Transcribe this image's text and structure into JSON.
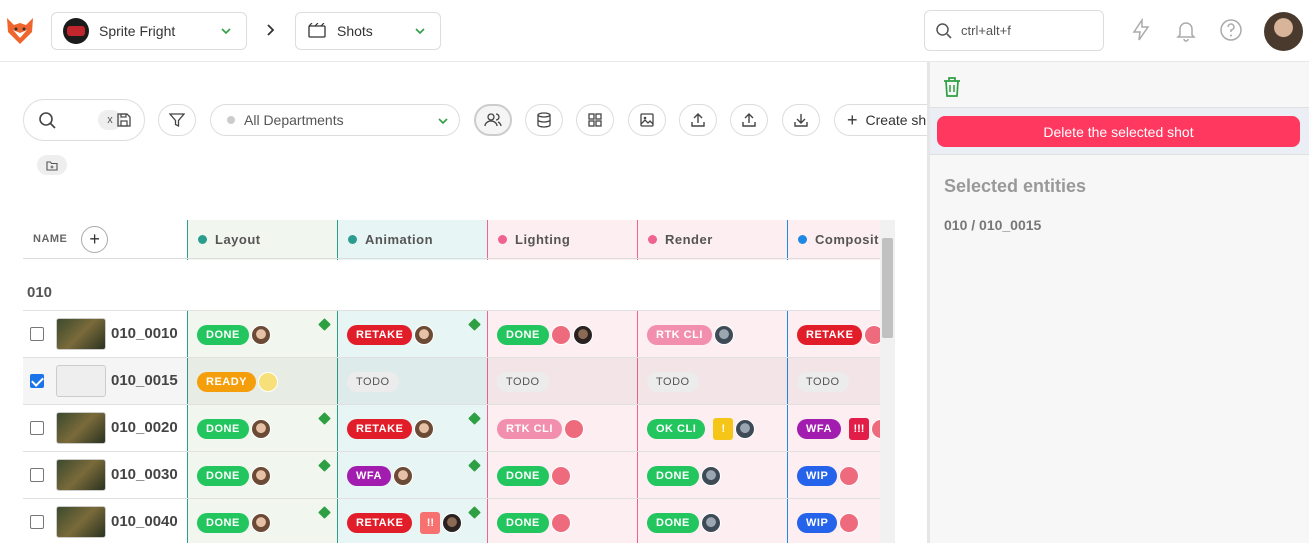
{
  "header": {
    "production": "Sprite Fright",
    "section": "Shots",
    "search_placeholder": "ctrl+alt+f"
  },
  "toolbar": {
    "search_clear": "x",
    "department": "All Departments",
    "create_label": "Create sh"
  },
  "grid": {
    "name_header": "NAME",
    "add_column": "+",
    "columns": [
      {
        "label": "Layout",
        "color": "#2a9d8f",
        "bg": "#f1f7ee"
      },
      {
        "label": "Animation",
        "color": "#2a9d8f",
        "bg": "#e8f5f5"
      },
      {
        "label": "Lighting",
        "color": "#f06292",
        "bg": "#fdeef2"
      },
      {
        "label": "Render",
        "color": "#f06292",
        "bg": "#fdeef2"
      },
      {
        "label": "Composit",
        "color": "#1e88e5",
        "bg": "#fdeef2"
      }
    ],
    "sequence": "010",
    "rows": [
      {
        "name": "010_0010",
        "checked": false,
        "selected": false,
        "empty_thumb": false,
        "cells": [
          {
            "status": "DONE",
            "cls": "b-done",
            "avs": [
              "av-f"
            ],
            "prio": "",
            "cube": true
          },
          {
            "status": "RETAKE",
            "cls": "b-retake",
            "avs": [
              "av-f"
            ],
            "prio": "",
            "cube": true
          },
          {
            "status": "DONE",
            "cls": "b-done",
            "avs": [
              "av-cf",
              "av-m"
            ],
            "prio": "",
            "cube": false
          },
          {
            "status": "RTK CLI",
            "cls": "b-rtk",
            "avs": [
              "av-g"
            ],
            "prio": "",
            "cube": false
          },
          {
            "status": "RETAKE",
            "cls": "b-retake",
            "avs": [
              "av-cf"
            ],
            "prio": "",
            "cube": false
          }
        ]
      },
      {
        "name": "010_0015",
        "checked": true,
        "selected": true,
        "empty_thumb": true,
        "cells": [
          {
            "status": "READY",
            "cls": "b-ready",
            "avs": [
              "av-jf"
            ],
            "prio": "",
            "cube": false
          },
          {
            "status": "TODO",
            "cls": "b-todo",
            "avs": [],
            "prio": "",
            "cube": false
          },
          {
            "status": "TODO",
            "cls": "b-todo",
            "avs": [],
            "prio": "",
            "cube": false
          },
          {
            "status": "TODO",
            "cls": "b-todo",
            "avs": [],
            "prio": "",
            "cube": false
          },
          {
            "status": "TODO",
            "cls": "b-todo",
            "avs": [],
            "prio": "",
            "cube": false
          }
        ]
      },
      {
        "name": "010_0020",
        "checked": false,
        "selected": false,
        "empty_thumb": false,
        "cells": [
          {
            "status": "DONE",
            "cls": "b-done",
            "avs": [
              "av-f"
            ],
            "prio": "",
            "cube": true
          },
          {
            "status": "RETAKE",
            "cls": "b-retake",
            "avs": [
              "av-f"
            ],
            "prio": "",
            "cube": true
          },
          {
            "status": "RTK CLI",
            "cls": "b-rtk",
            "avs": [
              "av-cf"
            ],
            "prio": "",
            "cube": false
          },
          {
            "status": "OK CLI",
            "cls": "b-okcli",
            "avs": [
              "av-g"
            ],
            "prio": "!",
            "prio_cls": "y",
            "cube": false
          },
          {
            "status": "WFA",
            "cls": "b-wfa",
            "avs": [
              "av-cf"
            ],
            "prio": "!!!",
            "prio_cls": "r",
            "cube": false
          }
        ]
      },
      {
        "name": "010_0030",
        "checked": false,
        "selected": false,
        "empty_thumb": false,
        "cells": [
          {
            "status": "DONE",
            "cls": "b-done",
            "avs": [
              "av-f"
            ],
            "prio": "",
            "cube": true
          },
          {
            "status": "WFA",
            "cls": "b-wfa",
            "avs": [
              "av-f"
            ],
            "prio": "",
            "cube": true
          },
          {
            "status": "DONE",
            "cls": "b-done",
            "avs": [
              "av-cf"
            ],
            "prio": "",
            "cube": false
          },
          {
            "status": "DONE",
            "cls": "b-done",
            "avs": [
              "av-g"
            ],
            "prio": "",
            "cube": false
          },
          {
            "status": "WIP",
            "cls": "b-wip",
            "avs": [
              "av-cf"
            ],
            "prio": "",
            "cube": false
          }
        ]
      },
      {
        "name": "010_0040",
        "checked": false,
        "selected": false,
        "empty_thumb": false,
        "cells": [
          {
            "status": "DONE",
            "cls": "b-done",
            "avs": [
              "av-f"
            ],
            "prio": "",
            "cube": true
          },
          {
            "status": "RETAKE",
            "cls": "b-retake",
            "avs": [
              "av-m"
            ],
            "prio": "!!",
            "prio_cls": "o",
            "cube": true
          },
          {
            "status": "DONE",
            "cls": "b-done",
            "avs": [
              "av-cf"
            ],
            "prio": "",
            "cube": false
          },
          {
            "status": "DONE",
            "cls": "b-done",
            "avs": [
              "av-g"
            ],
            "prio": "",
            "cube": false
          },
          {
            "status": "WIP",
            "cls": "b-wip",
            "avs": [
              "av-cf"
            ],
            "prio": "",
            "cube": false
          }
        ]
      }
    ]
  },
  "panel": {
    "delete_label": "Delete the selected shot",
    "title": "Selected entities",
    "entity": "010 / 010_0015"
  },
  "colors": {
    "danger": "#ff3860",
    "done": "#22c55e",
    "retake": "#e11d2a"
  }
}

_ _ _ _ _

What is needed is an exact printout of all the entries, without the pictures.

Transcribe this image's text and structure into JSON.
{
  "header": {
    "production": "Sprite Fright",
    "section": "Shots",
    "search_placeholder": "ctrl+alt+f"
  },
  "toolbar": {
    "search_clear": "x",
    "department": "All Departments",
    "create_label": "Create sh"
  },
  "grid": {
    "name_header": "NAME",
    "add_column": "+",
    "columns": [
      {
        "label": "Layout",
        "color": "#2a9d8f",
        "bg": "#f1f7ee"
      },
      {
        "label": "Animation",
        "color": "#2a9d8f",
        "bg": "#e8f5f5"
      },
      {
        "label": "Lighting",
        "color": "#f06292",
        "bg": "#fdeef2"
      },
      {
        "label": "Render",
        "color": "#f06292",
        "bg": "#fdeef2"
      },
      {
        "label": "Composit",
        "color": "#1e88e5",
        "bg": "#fdeef2"
      }
    ],
    "sequence": "010",
    "rows": [
      {
        "name": "010_0010",
        "checked": false,
        "selected": false,
        "empty_thumb": false,
        "cells": [
          {
            "status": "DONE",
            "cls": "b-done",
            "avs": [
              "av-f"
            ],
            "prio": "",
            "cube": true
          },
          {
            "status": "RETAKE",
            "cls": "b-retake",
            "avs": [
              "av-f"
            ],
            "prio": "",
            "cube": true
          },
          {
            "status": "DONE",
            "cls": "b-done",
            "avs": [
              "av-cf",
              "av-m"
            ],
            "prio": "",
            "cube": false
          },
          {
            "status": "RTK CLI",
            "cls": "b-rtk",
            "avs": [
              "av-g"
            ],
            "prio": "",
            "cube": false
          },
          {
            "status": "RETAKE",
            "cls": "b-retake",
            "avs": [
              "av-cf"
            ],
            "prio": "",
            "cube": false
          }
        ]
      },
      {
        "name": "010_0015",
        "checked": true,
        "selected": true,
        "empty_thumb": true,
        "cells": [
          {
            "status": "READY",
            "cls": "b-ready",
            "avs": [
              "av-jf"
            ],
            "prio": "",
            "cube": false
          },
          {
            "status": "TODO",
            "cls": "b-todo",
            "avs": [],
            "prio": "",
            "cube": false
          },
          {
            "status": "TODO",
            "cls": "b-todo",
            "avs": [],
            "prio": "",
            "cube": false
          },
          {
            "status": "TODO",
            "cls": "b-todo",
            "avs": [],
            "prio": "",
            "cube": false
          },
          {
            "status": "TODO",
            "cls": "b-todo",
            "avs": [],
            "prio": "",
            "cube": false
          }
        ]
      },
      {
        "name": "010_0020",
        "checked": false,
        "selected": false,
        "empty_thumb": false,
        "cells": [
          {
            "status": "DONE",
            "cls": "b-done",
            "avs": [
              "av-f"
            ],
            "prio": "",
            "cube": true
          },
          {
            "status": "RETAKE",
            "cls": "b-retake",
            "avs": [
              "av-f"
            ],
            "prio": "",
            "cube": true
          },
          {
            "status": "RTK CLI",
            "cls": "b-rtk",
            "avs": [
              "av-cf"
            ],
            "prio": "",
            "cube": false
          },
          {
            "status": "OK CLI",
            "cls": "b-okcli",
            "avs": [
              "av-g"
            ],
            "prio": "!",
            "prio_cls": "y",
            "cube": false
          },
          {
            "status": "WFA",
            "cls": "b-wfa",
            "avs": [
              "av-cf"
            ],
            "prio": "!!!",
            "prio_cls": "r",
            "cube": false
          }
        ]
      },
      {
        "name": "010_0030",
        "checked": false,
        "selected": false,
        "empty_thumb": false,
        "cells": [
          {
            "status": "DONE",
            "cls": "b-done",
            "avs": [
              "av-f"
            ],
            "prio": "",
            "cube": true
          },
          {
            "status": "WFA",
            "cls": "b-wfa",
            "avs": [
              "av-f"
            ],
            "prio": "",
            "cube": true
          },
          {
            "status": "DONE",
            "cls": "b-done",
            "avs": [
              "av-cf"
            ],
            "prio": "",
            "cube": false
          },
          {
            "status": "DONE",
            "cls": "b-done",
            "avs": [
              "av-g"
            ],
            "prio": "",
            "cube": false
          },
          {
            "status": "WIP",
            "cls": "b-wip",
            "avs": [
              "av-cf"
            ],
            "prio": "",
            "cube": false
          }
        ]
      },
      {
        "name": "010_0040",
        "checked": false,
        "selected": false,
        "empty_thumb": false,
        "cells": [
          {
            "status": "DONE",
            "cls": "b-done",
            "avs": [
              "av-f"
            ],
            "prio": "",
            "cube": true
          },
          {
            "status": "RETAKE",
            "cls": "b-retake",
            "avs": [
              "av-m"
            ],
            "prio": "!!",
            "prio_cls": "o",
            "cube": true
          },
          {
            "status": "DONE",
            "cls": "b-done",
            "avs": [
              "av-cf"
            ],
            "prio": "",
            "cube": false
          },
          {
            "status": "DONE",
            "cls": "b-done",
            "avs": [
              "av-g"
            ],
            "prio": "",
            "cube": false
          },
          {
            "status": "WIP",
            "cls": "b-wip",
            "avs": [
              "av-cf"
            ],
            "prio": "",
            "cube": false
          }
        ]
      }
    ]
  },
  "panel": {
    "delete_label": "Delete the selected shot",
    "title": "Selected entities",
    "entity": "010 / 010_0015"
  },
  "colors": {
    "danger": "#ff3860",
    "done": "#22c55e",
    "retake": "#e11d2a"
  }
}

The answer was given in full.